The world rejoiced as Mischa Sandberg <[EMAIL PROTECTED]> wrote: > Mark Cotner wrote: >> Requirements: >> Merge table definition equivalent. We use these >> extensively.
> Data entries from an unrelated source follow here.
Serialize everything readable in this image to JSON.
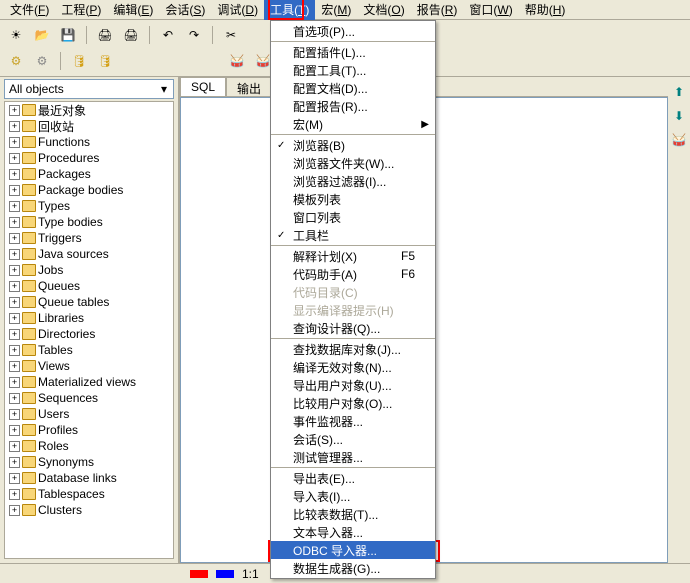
{
  "menubar": {
    "items": [
      {
        "label": "文件",
        "hotkey": "F"
      },
      {
        "label": "工程",
        "hotkey": "P"
      },
      {
        "label": "编辑",
        "hotkey": "E"
      },
      {
        "label": "会话",
        "hotkey": "S"
      },
      {
        "label": "调试",
        "hotkey": "D"
      },
      {
        "label": "工具",
        "hotkey": "T",
        "active": true
      },
      {
        "label": "宏",
        "hotkey": "M"
      },
      {
        "label": "文档",
        "hotkey": "O"
      },
      {
        "label": "报告",
        "hotkey": "R"
      },
      {
        "label": "窗口",
        "hotkey": "W"
      },
      {
        "label": "帮助",
        "hotkey": "H"
      }
    ]
  },
  "filter": {
    "value": "All objects"
  },
  "tree": {
    "items": [
      "最近对象",
      "回收站",
      "Functions",
      "Procedures",
      "Packages",
      "Package bodies",
      "Types",
      "Type bodies",
      "Triggers",
      "Java sources",
      "Jobs",
      "Queues",
      "Queue tables",
      "Libraries",
      "Directories",
      "Tables",
      "Views",
      "Materialized views",
      "Sequences",
      "Users",
      "Profiles",
      "Roles",
      "Synonyms",
      "Database links",
      "Tablespaces",
      "Clusters"
    ]
  },
  "tabs": {
    "left": "SQL",
    "right": "输出"
  },
  "tools_menu": {
    "groups": [
      [
        {
          "label": "首选项(P)..."
        }
      ],
      [
        {
          "label": "配置插件(L)..."
        },
        {
          "label": "配置工具(T)..."
        },
        {
          "label": "配置文档(D)..."
        },
        {
          "label": "配置报告(R)..."
        },
        {
          "label": "宏(M)",
          "arrow": true
        }
      ],
      [
        {
          "label": "浏览器(B)",
          "checked": true
        },
        {
          "label": "浏览器文件夹(W)..."
        },
        {
          "label": "浏览器过滤器(I)..."
        },
        {
          "label": "模板列表"
        },
        {
          "label": "窗口列表"
        },
        {
          "label": "工具栏",
          "checked": true
        }
      ],
      [
        {
          "label": "解释计划(X)",
          "shortcut": "F5"
        },
        {
          "label": "代码助手(A)",
          "shortcut": "F6"
        },
        {
          "label": "代码目录(C)",
          "disabled": true
        },
        {
          "label": "显示编译器提示(H)",
          "disabled": true
        },
        {
          "label": "查询设计器(Q)..."
        }
      ],
      [
        {
          "label": "查找数据库对象(J)..."
        },
        {
          "label": "编译无效对象(N)..."
        },
        {
          "label": "导出用户对象(U)..."
        },
        {
          "label": "比较用户对象(O)..."
        },
        {
          "label": "事件监视器..."
        },
        {
          "label": "会话(S)..."
        },
        {
          "label": "测试管理器..."
        }
      ],
      [
        {
          "label": "导出表(E)..."
        },
        {
          "label": "导入表(I)..."
        },
        {
          "label": "比较表数据(T)..."
        },
        {
          "label": "文本导入器..."
        },
        {
          "label": "ODBC 导入器...",
          "highlighted": true
        },
        {
          "label": "数据生成器(G)..."
        }
      ]
    ]
  },
  "status": {
    "pos": "1:1"
  }
}
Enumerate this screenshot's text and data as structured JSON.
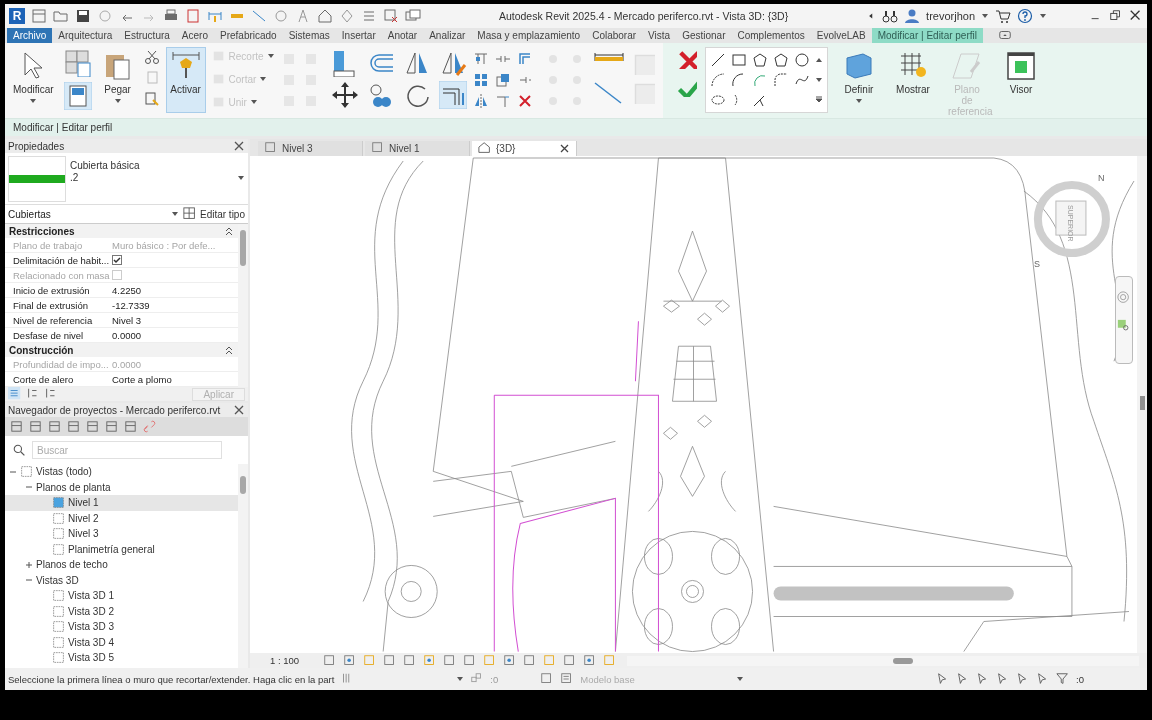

> Looked all over mysql.com etc, and afaics merge table is indeed > exactly a view of a union-all. Is that right? > PG supports views, of course, as well (now) as tablespaces, allowing > you to split tables/tablesets across multiple disk systems. PG is > also pretty efficient in query plans on such views, where (say) you > make one column a constant (identifier, sort of) per input table. The thing that _doesn't_ work well with these sorts of UNION views are when you do self-joins. Supposing you have 10 members, a self-join leads to a 100-way join, which is not particularly pretty. I'm quite curious as to how MySQL(tm) copes with this, although it may not be able to take place; they may not support that... >> Um, gonna sound silly, but the web interface has to remain "snappy" >> under load. I don't see this as a major concern since you don't >> require table locking. > Agreed. It's more in your warehouse design, and intelligent bounding > of queries. I'd say PG's query analyzer is a few years ahead of > MySQL for large and complex queries. The challenge comes in if the application has had enormous amounts of effort put into it to attune it exactly to MySQL(tm)'s feature set. The guys working on RT/3 have found this a challenge; they had rather a lot of dependancies on its case-insensitive string comparisons, causing considerable grief. > On the other hand, if you do warehouse-style loading (Insert, or PG > COPY, into a temp table; and then 'upsert' into the perm table), I > can guarantee 2500 inserts/sec is no problem. The big wins are thus: 1. Group plenty of INSERTs into a single transaction. 2. Better still, use COPY to cut parsing costs plenty more. 3. Adding indexes _after_ the COPY are a further win. Another possibility is to do clever things with stored procs; load incoming data using the above optimizations, and then run stored procedures to use some more or less fancy logic to put the data where it's ultimately supposed to be. Having the logic running inside the engine is the big optimization. -- wm(X,Y):-write(X),write('@'),write(Y). wm('cbbrowne','linuxfinances.info'). http://linuxfinances.info/info/spreadsheets.html Rules of the Evil Overlord #198. "I will remember that any vulnerabilities I have are to be revealed strictly on a need-to-know basis. I will also remember that no one needs to know." <http://www.eviloverlord.com/> ---------------------------(end of broadcast)--------------------------- TIP 8: explain analyze is your friend